Below you find our Making Of The Most PowerfulArm that explains the whole signing experience in detail.
Here are some photos from our launch day in Customs House.
The Most Powerful Arm is a collaboration between Reactive, Finch and Havas Worldwide / Red Agency. Special shout out goes to Emad Tahtouh who heads the creative technology at Finch and who not only had the idea but also tirelessly worked on all the robotics, video, photos and backend technology to make the arm the most powerful ever invented.
It’s awards season – a painful, exhilirating, mental and rewarding time in agencies. The biggest whopper of an award show is coming up and tons of case studies are being edited and submitted as we speak. All to win some Gold Lions at Cannes. So at Adverblog, we thought it would be helpful to take a group-wide look at the Art of the Case Study. We describe some of the obvious and some of the not-so-obvious characteristics of a true winner (in terms of case study). First, have a quick look at Lars Bastholm’s tips from 2009:
As the case movie becomes an art form in itself, the question is: Which awards show will be the first to actually give out an award for “Best Case Study” ?
Below are my points, which I wrote after most of the other (more creative tips) had been made by the other Adverblog editors already. I decided to add three rather mundane items. They are nevertheless highly annoying if not thought about before hitting the magic ‘Submit’ button.
- Go easy on the ‘Never been done before’ – chances are I have indeed seen something similar before. Which isn’t bad at all. Only if you try to make me believe you were the first to ever think of connecting Twitter with your mum’s Facebook page.
- Don’t use a custom video player and don’t put it on your shitty agency video server. Use YouTube like every other dweeb in the world. If I have to suck your 60 megabyte creative bonanza through a straw from your crappy PC that runs the rest of your country’s advertising case studies – I am in a bad mood already. Nothing kills your thrilling case dead in its track like a stuttering video player.
- Have a compelling submission page: good layout, title at the top (why not in the style of the campaign?), start with the case study film, bullet point the main points of the challenge, strategy, idea, execution. And follow with the long copy below. I will read it when I am intrigued but don’t make me wade through long-winded, inflated hyperbole before I get to the idea and video. And no agency branding, please. Duh!
Have a read of the full article on Adverblog and please feedback what you thought was most helpful. And if you are into (old skool term) “Cyber” like me, keep in mind some of the thoughts that Iain Tait voices here about the category.
And at the end of the day, compelling ideas present themselves.
Even the winner of Gold Lions at Cannes.

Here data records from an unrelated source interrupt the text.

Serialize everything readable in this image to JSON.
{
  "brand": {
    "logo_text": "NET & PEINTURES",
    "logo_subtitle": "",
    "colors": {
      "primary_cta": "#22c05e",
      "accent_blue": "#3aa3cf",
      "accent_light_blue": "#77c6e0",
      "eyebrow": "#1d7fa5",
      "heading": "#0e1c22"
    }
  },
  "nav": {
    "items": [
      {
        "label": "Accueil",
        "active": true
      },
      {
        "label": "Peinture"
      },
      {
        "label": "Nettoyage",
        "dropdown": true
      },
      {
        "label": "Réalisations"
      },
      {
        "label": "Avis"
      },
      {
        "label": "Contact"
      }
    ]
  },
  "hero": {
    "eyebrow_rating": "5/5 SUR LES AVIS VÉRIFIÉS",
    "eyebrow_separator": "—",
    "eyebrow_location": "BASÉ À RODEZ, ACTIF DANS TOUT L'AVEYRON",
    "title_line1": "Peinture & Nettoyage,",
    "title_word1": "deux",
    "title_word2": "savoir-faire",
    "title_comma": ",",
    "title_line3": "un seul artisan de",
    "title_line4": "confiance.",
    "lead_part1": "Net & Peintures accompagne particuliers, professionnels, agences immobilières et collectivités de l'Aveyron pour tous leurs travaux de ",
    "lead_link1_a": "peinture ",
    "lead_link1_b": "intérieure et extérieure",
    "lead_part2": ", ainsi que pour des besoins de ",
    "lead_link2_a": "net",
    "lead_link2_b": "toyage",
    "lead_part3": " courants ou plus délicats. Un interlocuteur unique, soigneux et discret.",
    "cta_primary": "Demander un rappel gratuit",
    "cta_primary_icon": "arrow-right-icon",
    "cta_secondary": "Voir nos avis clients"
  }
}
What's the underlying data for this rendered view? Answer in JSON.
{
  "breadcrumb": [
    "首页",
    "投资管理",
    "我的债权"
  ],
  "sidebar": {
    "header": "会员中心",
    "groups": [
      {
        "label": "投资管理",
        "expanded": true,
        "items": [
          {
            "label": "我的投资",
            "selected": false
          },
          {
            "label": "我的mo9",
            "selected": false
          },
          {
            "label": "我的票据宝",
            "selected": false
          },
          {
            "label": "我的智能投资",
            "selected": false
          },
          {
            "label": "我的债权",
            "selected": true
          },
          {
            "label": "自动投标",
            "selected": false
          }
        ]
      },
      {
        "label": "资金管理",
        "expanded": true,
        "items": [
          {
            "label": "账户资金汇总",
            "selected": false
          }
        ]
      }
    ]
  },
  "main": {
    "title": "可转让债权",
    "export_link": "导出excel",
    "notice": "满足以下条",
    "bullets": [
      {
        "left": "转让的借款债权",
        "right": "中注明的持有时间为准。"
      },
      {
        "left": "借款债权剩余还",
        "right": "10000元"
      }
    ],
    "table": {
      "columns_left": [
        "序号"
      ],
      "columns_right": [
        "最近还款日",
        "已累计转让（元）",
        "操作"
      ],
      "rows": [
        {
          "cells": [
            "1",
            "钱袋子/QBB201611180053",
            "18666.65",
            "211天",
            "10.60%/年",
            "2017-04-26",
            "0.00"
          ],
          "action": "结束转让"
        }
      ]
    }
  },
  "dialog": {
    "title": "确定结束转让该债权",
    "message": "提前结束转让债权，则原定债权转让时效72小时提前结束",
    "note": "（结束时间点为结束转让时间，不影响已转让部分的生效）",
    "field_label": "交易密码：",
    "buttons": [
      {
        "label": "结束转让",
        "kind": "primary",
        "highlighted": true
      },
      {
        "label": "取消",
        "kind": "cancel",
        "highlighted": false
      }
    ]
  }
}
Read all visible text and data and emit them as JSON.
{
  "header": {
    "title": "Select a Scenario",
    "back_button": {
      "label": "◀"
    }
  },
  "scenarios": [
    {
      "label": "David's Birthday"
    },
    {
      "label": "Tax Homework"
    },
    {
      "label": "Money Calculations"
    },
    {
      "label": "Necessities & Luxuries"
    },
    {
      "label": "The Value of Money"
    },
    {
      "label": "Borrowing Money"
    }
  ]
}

I guess there aren’t many straight rap cover versions around. After all, saying you’re ‘Straight Outta Compton’ if you are not, sounds a bit silly. Unless you are white, British and into turning black gang anthems into acoustic ballads.
Much better to therefore see Kat Dahlia’s ‘Gangsta’ paying tribute rather than cover 50 Cent’s ‘Wanksta’. Can you believe Good Ol’ 50 rapped a full 10 years ealier? Damn, I’m gettin’ old.
Btw, an interesting collection of stranger rap covers exists here.
Have you ever thought stock images and stock video are the work of the devil, bringing down all that can be good and creative? Then have a look at this most awesome music video by Darwin Deez “You can’t be my girl”. Lean back and enjoy the sweet revenge.
Director: Keith Schofield